▶

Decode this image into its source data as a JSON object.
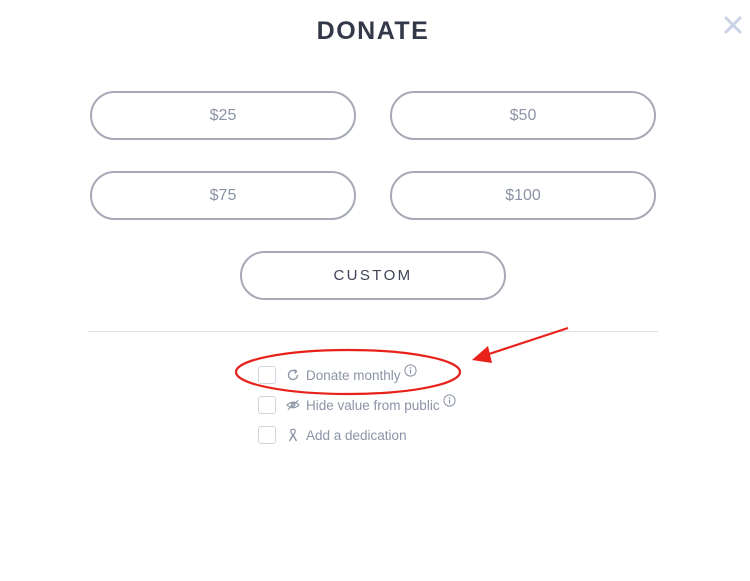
{
  "modal": {
    "title": "DONATE",
    "amounts": [
      "$25",
      "$50",
      "$75",
      "$100"
    ],
    "custom_label": "CUSTOM"
  },
  "options": [
    {
      "label": "Donate monthly",
      "icon": "refresh-icon",
      "has_info": true,
      "checked": false
    },
    {
      "label": "Hide value from public",
      "icon": "eye-off-icon",
      "has_info": true,
      "checked": false
    },
    {
      "label": "Add a dedication",
      "icon": "ribbon-icon",
      "has_info": false,
      "checked": false
    }
  ],
  "annotation": {
    "color": "#e8221b"
  },
  "colors": {
    "title": "#34394a",
    "button_border": "#a6a9b6",
    "button_text": "#8c93a6",
    "custom_text": "#3e4354",
    "divider": "#dbe2e7",
    "option_text": "#8b93a6",
    "close": "#c9d2e6"
  }
}
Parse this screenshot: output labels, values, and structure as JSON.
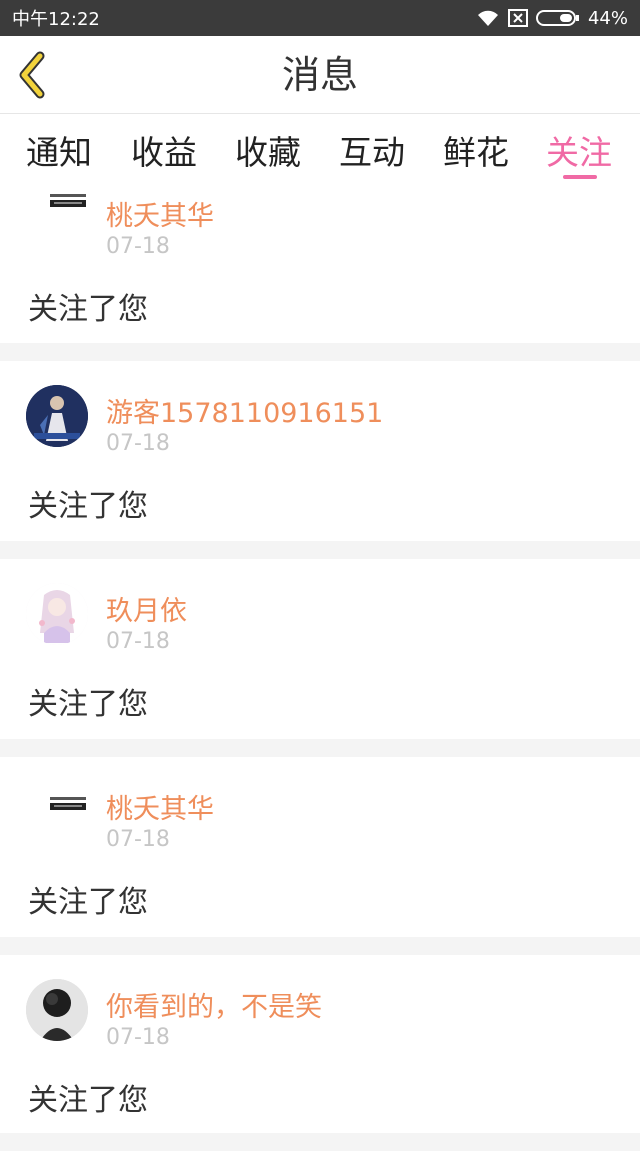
{
  "status_bar": {
    "time": "中午12:22",
    "battery": "44%"
  },
  "header": {
    "title": "消息"
  },
  "tabs": [
    {
      "label": "通知"
    },
    {
      "label": "收益"
    },
    {
      "label": "收藏"
    },
    {
      "label": "互动"
    },
    {
      "label": "鲜花"
    },
    {
      "label": "关注",
      "active": true
    }
  ],
  "colors": {
    "accent": "#f06aa5",
    "username": "#ef8e5b"
  },
  "messages": [
    {
      "username": "桃夭其华",
      "date": "07-18",
      "content": "关注了您",
      "avatar": "banner-avatar"
    },
    {
      "username": "游客1578110916151",
      "date": "07-18",
      "content": "关注了您",
      "avatar": "character-avatar"
    },
    {
      "username": "玖月依",
      "date": "07-18",
      "content": "关注了您",
      "avatar": "anime-girl-avatar"
    },
    {
      "username": "桃夭其华",
      "date": "07-18",
      "content": "关注了您",
      "avatar": "banner-avatar"
    },
    {
      "username": "你看到的，不是笑",
      "date": "07-18",
      "content": "关注了您",
      "avatar": "dark-rose-avatar"
    }
  ]
}
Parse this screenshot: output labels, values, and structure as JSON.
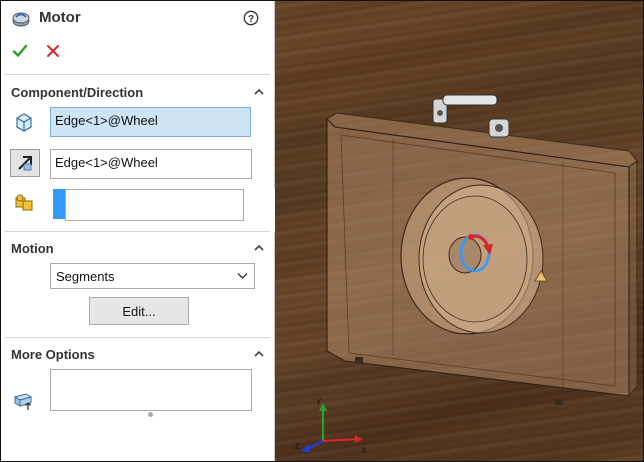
{
  "feature": {
    "title": "Motor"
  },
  "actions": {
    "ok_icon": "check-icon",
    "cancel_icon": "x-icon",
    "help_icon": "help-icon"
  },
  "component_direction": {
    "header": "Component/Direction",
    "component_value": "Edge<1>@Wheel",
    "direction_value": "Edge<1>@Wheel",
    "third_value": ""
  },
  "motion": {
    "header": "Motion",
    "type": "Segments",
    "edit_label": "Edit..."
  },
  "more_options": {
    "header": "More Options",
    "value": ""
  },
  "colors": {
    "accent": "#3399ff",
    "ok": "#2ca02c",
    "cancel": "#d62728",
    "panel_bg": "#ffffff"
  }
}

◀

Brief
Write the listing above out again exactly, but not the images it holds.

Exercise solution
Decode this image into its source data as a JSON object.
{
  "modal": {
    "title": "DONATE",
    "amounts": [
      "$25",
      "$50",
      "$75",
      "$100"
    ],
    "custom_label": "CUSTOM"
  },
  "options": [
    {
      "label": "Donate monthly",
      "icon": "refresh-icon",
      "has_info": true,
      "checked": false
    },
    {
      "label": "Hide value from public",
      "icon": "eye-off-icon",
      "has_info": true,
      "checked": false
    },
    {
      "label": "Add a dedication",
      "icon": "ribbon-icon",
      "has_info": false,
      "checked": false
    }
  ],
  "annotation": {
    "color": "#e8221b"
  },
  "colors": {
    "title": "#34394a",
    "button_border": "#a6a9b6",
    "button_text": "#8c93a6",
    "custom_text": "#3e4354",
    "divider": "#dbe2e7",
    "option_text": "#8b93a6",
    "close": "#c9d2e6"
  }
}
Parse this screenshot: output labels, values, and structure as JSON.
{
  "status_bar": {
    "time": "中午12:22",
    "battery": "44%"
  },
  "header": {
    "title": "消息"
  },
  "tabs": [
    {
      "label": "通知"
    },
    {
      "label": "收益"
    },
    {
      "label": "收藏"
    },
    {
      "label": "互动"
    },
    {
      "label": "鲜花"
    },
    {
      "label": "关注",
      "active": true
    }
  ],
  "colors": {
    "accent": "#f06aa5",
    "username": "#ef8e5b"
  },
  "messages": [
    {
      "username": "桃夭其华",
      "date": "07-18",
      "content": "关注了您",
      "avatar": "banner-avatar"
    },
    {
      "username": "游客1578110916151",
      "date": "07-18",
      "content": "关注了您",
      "avatar": "character-avatar"
    },
    {
      "username": "玖月依",
      "date": "07-18",
      "content": "关注了您",
      "avatar": "anime-girl-avatar"
    },
    {
      "username": "桃夭其华",
      "date": "07-18",
      "content": "关注了您",
      "avatar": "banner-avatar"
    },
    {
      "username": "你看到的，不是笑",
      "date": "07-18",
      "content": "关注了您",
      "avatar": "dark-rose-avatar"
    }
  ]
}
Parse this screenshot: output labels, values, and structure as JSON.
{
  "feature": {
    "title": "Motor"
  },
  "actions": {
    "ok_icon": "check-icon",
    "cancel_icon": "x-icon",
    "help_icon": "help-icon"
  },
  "component_direction": {
    "header": "Component/Direction",
    "component_value": "Edge<1>@Wheel",
    "direction_value": "Edge<1>@Wheel",
    "third_value": ""
  },
  "motion": {
    "header": "Motion",
    "type": "Segments",
    "edit_label": "Edit..."
  },
  "more_options": {
    "header": "More Options",
    "value": ""
  },
  "colors": {
    "accent": "#3399ff",
    "ok": "#2ca02c",
    "cancel": "#d62728",
    "panel_bg": "#ffffff"
  }
}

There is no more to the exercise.